What is expected:
Leave the pictures aside and give back every entry below word for word.

-------- Information supplied --------

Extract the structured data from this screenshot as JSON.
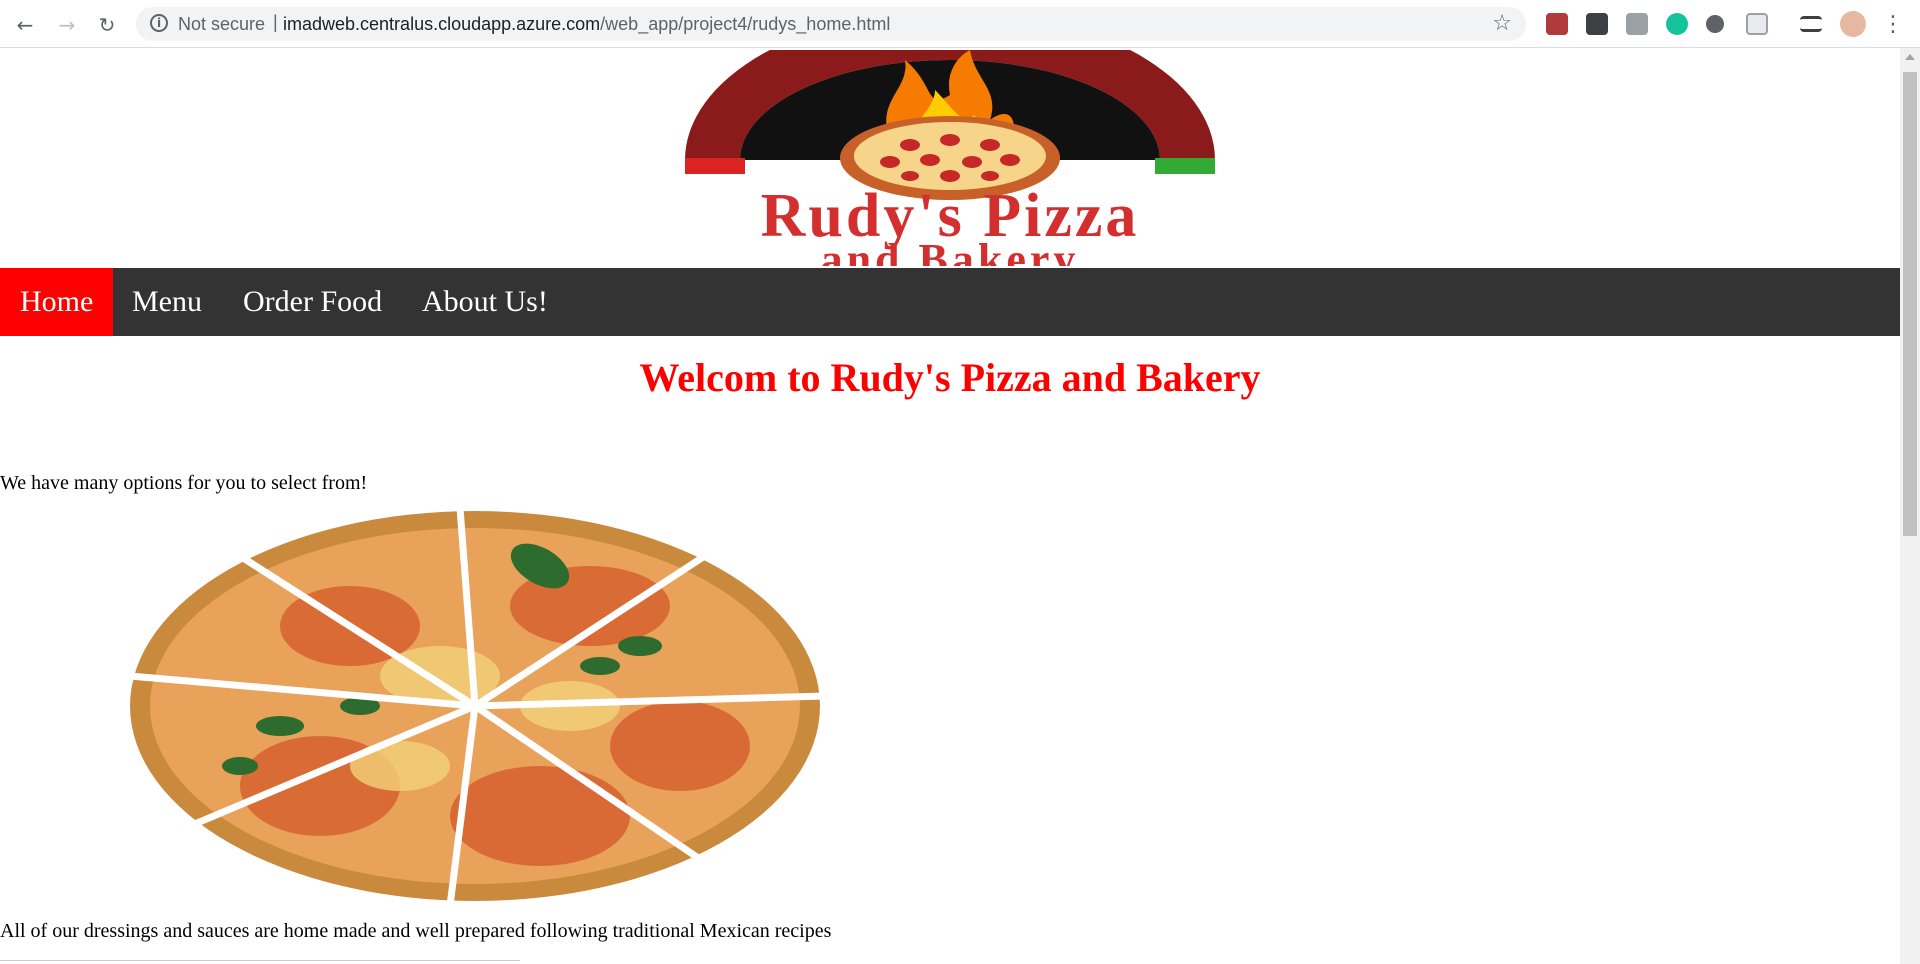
{
  "browser": {
    "security_label": "Not secure",
    "url_host": "imadweb.centralus.cloudapp.azure.com",
    "url_path": "/web_app/project4/rudys_home.html",
    "extensions": [
      "pdf-extension-icon",
      "lightbulb-extension-icon",
      "translate-extension-icon",
      "grammarly-icon",
      "circle-extension-icon",
      "cast-extension-icon",
      "media-queue-icon",
      "profile-avatar"
    ]
  },
  "logo": {
    "line1": "Rudy's Pizza",
    "line2": "and Bakery"
  },
  "nav": {
    "items": [
      {
        "label": "Home",
        "active": true
      },
      {
        "label": "Menu",
        "active": false
      },
      {
        "label": "Order Food",
        "active": false
      },
      {
        "label": "About Us!",
        "active": false
      }
    ]
  },
  "main": {
    "heading": "Welcom to Rudy's Pizza and Bakery",
    "intro": "We have many options for you to select from!",
    "dressings": "All of our dressings and sauces are home made and well prepared following traditional Mexican recipes"
  },
  "colors": {
    "accent": "#ff0000",
    "navbar": "#333333"
  }
}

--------

Response area:
Extract the structured data from this screenshot as JSON.
{
  "browser": {
    "security_label": "Not secure",
    "url_host": "imadweb.centralus.cloudapp.azure.com",
    "url_path": "/web_app/project4/rudys_home.html",
    "extensions": [
      "pdf-extension-icon",
      "lightbulb-extension-icon",
      "translate-extension-icon",
      "grammarly-icon",
      "circle-extension-icon",
      "cast-extension-icon",
      "media-queue-icon",
      "profile-avatar"
    ]
  },
  "logo": {
    "line1": "Rudy's Pizza",
    "line2": "and Bakery"
  },
  "nav": {
    "items": [
      {
        "label": "Home",
        "active": true
      },
      {
        "label": "Menu",
        "active": false
      },
      {
        "label": "Order Food",
        "active": false
      },
      {
        "label": "About Us!",
        "active": false
      }
    ]
  },
  "main": {
    "heading": "Welcom to Rudy's Pizza and Bakery",
    "intro": "We have many options for you to select from!",
    "dressings": "All of our dressings and sauces are home made and well prepared following traditional Mexican recipes"
  },
  "colors": {
    "accent": "#ff0000",
    "navbar": "#333333"
  }
}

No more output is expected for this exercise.